--- YOUR GOAL ---
Could you give the data that follows again exactly, without its pictures?

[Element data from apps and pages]
┏━━

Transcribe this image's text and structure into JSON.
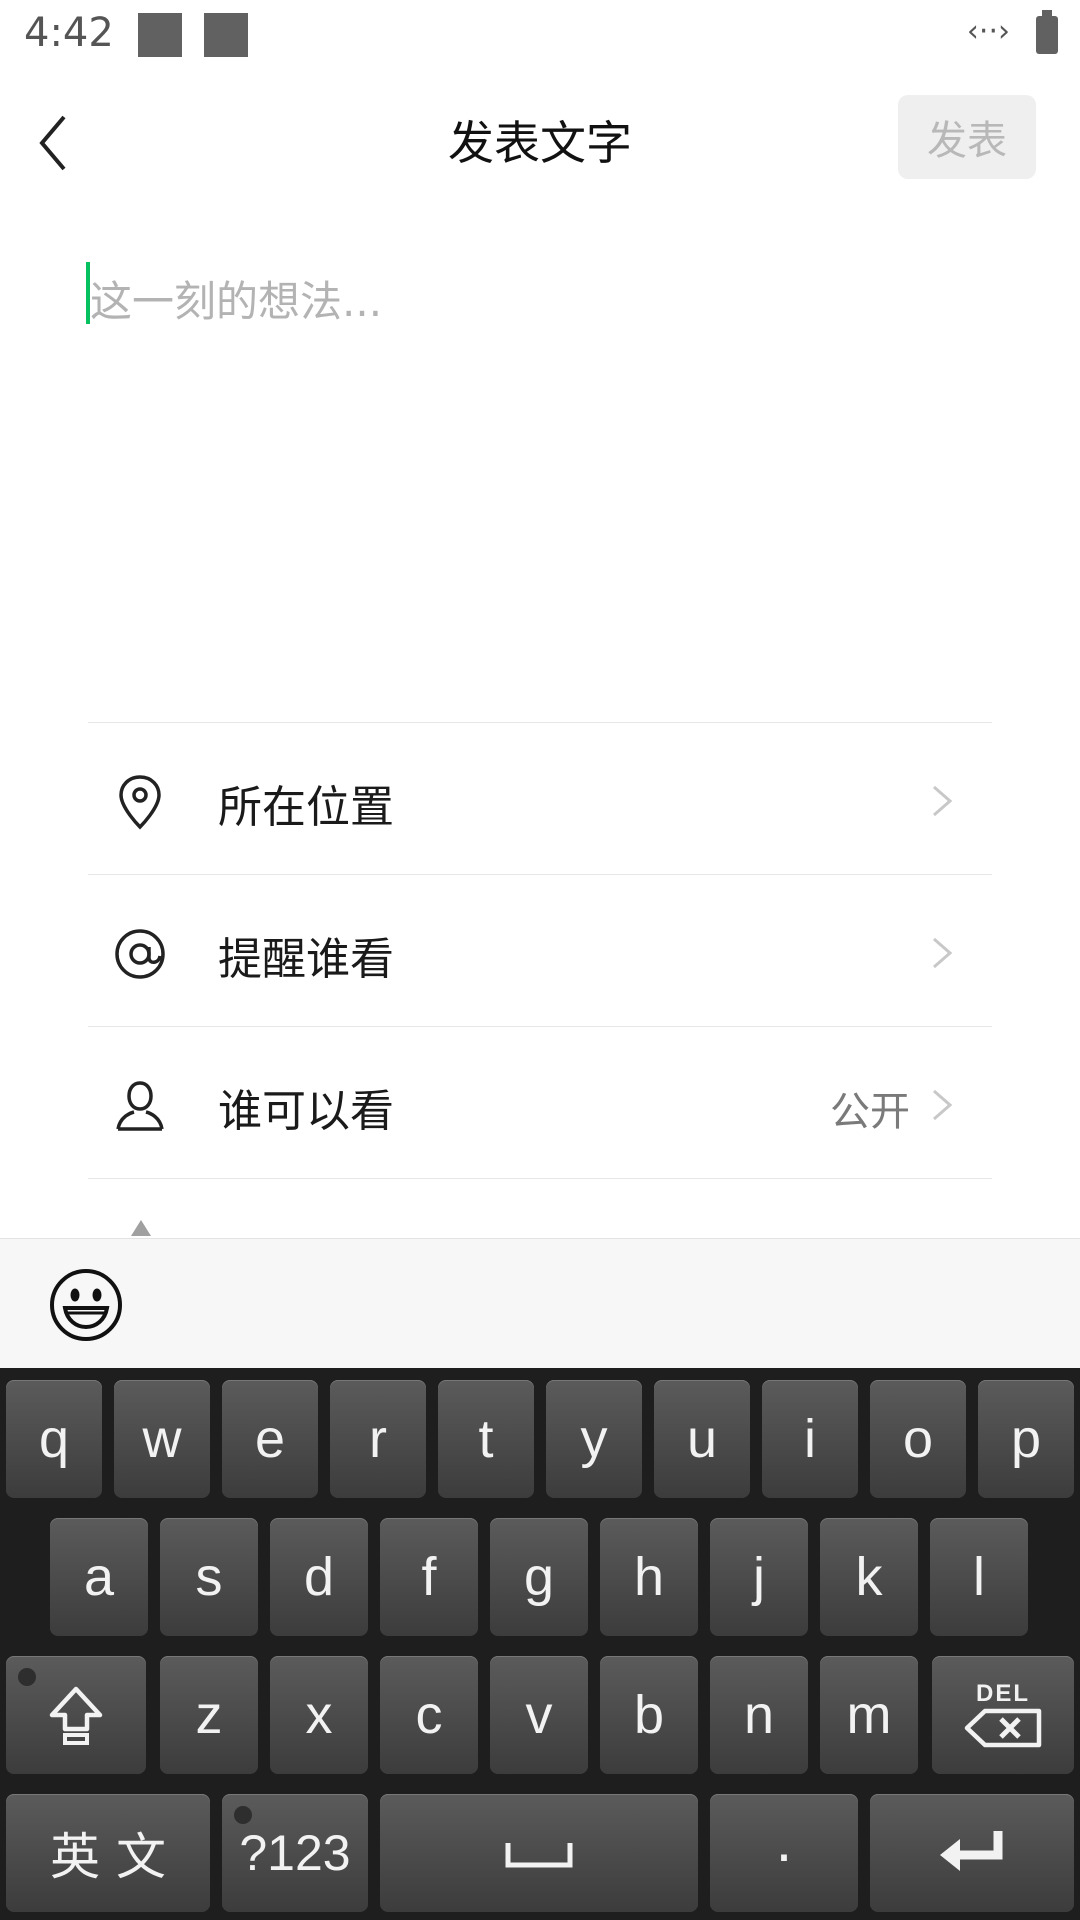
{
  "status_bar": {
    "time": "4:42"
  },
  "header": {
    "title": "发表文字",
    "publish_label": "发表"
  },
  "composer": {
    "placeholder": "这一刻的想法..."
  },
  "options": [
    {
      "label": "所在位置",
      "value": "",
      "icon": "location-pin-icon"
    },
    {
      "label": "提醒谁看",
      "value": "",
      "icon": "at-icon"
    },
    {
      "label": "谁可以看",
      "value": "公开",
      "icon": "person-icon"
    }
  ],
  "keyboard": {
    "row1": [
      "q",
      "w",
      "e",
      "r",
      "t",
      "y",
      "u",
      "i",
      "o",
      "p"
    ],
    "row2": [
      "a",
      "s",
      "d",
      "f",
      "g",
      "h",
      "j",
      "k",
      "l"
    ],
    "row3": [
      "z",
      "x",
      "c",
      "v",
      "b",
      "n",
      "m"
    ],
    "lang_label": "英 文",
    "symbols_label": "?123",
    "period_label": "·",
    "delete_label": "DEL"
  },
  "colors": {
    "accent": "#07c160",
    "keyboard_bg": "#1e1e1e",
    "key_bg": "#4a4a4a"
  }
}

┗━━

--- EXPECTED OUTPUT ---
Transcribe this image's text and structure into JSON.
{
  "status_bar": {
    "time": "4:42"
  },
  "header": {
    "title": "发表文字",
    "publish_label": "发表"
  },
  "composer": {
    "placeholder": "这一刻的想法..."
  },
  "options": [
    {
      "label": "所在位置",
      "value": "",
      "icon": "location-pin-icon"
    },
    {
      "label": "提醒谁看",
      "value": "",
      "icon": "at-icon"
    },
    {
      "label": "谁可以看",
      "value": "公开",
      "icon": "person-icon"
    }
  ],
  "keyboard": {
    "row1": [
      "q",
      "w",
      "e",
      "r",
      "t",
      "y",
      "u",
      "i",
      "o",
      "p"
    ],
    "row2": [
      "a",
      "s",
      "d",
      "f",
      "g",
      "h",
      "j",
      "k",
      "l"
    ],
    "row3": [
      "z",
      "x",
      "c",
      "v",
      "b",
      "n",
      "m"
    ],
    "lang_label": "英 文",
    "symbols_label": "?123",
    "period_label": "·",
    "delete_label": "DEL"
  },
  "colors": {
    "accent": "#07c160",
    "keyboard_bg": "#1e1e1e",
    "key_bg": "#4a4a4a"
  }
}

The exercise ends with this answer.